- When the lot faces the end of an intersecting street, you'll have to be careful of the house plan you select because headlights of cars coming up the street will hit the front of your house. And you may have second thoughts, too, about the possibility of a driver who is inattentive and forgets to turn. In general, these are not the most desirable lots on the block.
- About as bad is an L where both streets end. Houses on corner lots will face down one of the streets, with the same considerations as the previous situation.
A cul-de-sac is attractive for young families because the closed end can be a relatively safe place for the kids to play. But, for lots at the end, headlights will swing across the fronts of the houses as cars loop around the end of the cul-de-sac. You probably won't want bedrooms there.
Zero Lot Lines
Some subdivisions use zero lot lines, meaning one wall of each house is located on a property line. In some cases, two houses share a common wall, so that from the street the two houses look like a duplex. In other cases, each house is separate, with all houses in the block placed on the same side of their lots.
If you consider a house on a zero lot line lot, be careful to understand all that it entails. There will be some definite restrictions on what you can do including a requirement that you use the subdivider as the builder of your new home.

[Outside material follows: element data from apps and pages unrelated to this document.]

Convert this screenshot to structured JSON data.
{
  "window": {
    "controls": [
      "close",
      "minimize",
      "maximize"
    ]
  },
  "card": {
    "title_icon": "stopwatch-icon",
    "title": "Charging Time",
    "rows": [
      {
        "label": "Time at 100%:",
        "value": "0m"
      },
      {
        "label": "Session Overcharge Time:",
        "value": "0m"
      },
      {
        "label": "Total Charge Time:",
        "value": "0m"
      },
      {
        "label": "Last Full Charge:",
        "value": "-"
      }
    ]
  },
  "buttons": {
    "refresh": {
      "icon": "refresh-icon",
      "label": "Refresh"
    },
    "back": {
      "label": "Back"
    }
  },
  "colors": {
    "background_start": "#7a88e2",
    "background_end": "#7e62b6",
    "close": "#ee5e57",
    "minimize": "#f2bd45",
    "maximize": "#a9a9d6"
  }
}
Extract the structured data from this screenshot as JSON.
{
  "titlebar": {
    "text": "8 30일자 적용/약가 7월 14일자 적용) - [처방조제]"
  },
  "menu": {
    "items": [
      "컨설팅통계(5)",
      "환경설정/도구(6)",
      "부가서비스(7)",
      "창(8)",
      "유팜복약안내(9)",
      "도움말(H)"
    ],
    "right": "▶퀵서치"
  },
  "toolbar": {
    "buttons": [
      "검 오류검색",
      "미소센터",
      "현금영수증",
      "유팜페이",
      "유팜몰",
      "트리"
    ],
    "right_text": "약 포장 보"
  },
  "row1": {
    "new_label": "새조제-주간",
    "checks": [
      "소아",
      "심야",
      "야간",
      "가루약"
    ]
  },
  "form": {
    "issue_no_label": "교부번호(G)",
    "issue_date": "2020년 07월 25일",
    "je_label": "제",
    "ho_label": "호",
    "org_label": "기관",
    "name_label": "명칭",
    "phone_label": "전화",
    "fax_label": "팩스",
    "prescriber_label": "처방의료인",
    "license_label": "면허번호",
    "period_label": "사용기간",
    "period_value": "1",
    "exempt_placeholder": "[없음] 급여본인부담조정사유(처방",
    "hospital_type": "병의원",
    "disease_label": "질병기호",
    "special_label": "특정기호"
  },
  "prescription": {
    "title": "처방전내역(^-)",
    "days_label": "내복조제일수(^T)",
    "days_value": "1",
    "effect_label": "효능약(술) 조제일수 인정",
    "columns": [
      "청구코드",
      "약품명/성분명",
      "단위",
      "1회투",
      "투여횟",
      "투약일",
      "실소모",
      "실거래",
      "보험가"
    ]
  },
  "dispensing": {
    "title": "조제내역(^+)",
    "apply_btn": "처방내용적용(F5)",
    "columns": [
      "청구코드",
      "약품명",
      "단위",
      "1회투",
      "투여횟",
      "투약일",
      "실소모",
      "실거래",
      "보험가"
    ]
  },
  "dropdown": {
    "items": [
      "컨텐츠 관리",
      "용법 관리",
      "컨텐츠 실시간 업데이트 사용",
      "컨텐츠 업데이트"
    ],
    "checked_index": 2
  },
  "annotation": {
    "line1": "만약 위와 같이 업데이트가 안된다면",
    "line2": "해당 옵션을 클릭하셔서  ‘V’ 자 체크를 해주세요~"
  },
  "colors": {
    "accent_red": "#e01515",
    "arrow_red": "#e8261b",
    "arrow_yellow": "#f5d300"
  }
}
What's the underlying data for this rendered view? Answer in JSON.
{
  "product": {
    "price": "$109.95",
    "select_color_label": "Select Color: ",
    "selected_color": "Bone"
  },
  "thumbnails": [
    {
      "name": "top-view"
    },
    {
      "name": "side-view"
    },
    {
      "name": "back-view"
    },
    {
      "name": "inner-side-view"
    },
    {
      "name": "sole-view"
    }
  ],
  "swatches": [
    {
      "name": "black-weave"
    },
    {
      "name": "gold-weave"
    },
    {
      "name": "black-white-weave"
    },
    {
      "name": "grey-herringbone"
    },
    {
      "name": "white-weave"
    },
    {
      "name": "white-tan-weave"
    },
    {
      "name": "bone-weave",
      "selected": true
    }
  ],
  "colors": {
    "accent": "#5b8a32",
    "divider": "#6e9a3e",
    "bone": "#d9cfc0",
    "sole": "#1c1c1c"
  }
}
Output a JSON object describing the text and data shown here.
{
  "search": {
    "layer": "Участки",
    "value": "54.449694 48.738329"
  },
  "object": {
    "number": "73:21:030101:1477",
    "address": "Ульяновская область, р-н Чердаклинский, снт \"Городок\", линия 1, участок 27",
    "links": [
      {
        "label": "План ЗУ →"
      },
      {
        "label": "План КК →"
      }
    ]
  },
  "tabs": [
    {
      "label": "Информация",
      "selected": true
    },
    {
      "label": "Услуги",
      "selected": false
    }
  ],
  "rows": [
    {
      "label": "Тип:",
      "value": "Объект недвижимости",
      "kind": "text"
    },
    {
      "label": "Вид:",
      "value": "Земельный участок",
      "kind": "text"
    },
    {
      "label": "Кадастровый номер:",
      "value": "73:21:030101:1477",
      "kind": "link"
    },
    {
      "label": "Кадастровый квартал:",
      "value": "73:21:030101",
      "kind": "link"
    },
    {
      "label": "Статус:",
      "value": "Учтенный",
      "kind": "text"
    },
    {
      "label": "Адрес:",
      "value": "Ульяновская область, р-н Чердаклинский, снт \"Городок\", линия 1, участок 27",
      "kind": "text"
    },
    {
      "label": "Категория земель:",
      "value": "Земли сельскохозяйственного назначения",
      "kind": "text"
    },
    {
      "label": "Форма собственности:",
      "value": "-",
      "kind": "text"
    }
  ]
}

When the lot you're considering is outside a metropolitan area, you need to remember water, sewer, gas, electricity, telephone, and roads. If you have to drill a well, you need a back-up plan in case the water you get is not potable. If you require a septic tank and leach field, you need to know the soil is suitable. The seller may be able to guarantee these things; otherwise make any offer on the lot subject to your approval of test results.
But before you do that, find out what the utility companies will charge to get power, gas, and telephone to the lot. Also, find out what the costs will be to have a road extended to it.
Find out if there are any easements on the lot and, if so, what they mean to you. Sometimes it means you have to give up any use of part of your property; other times it means you can't use it for some purposes. Find out before you buy.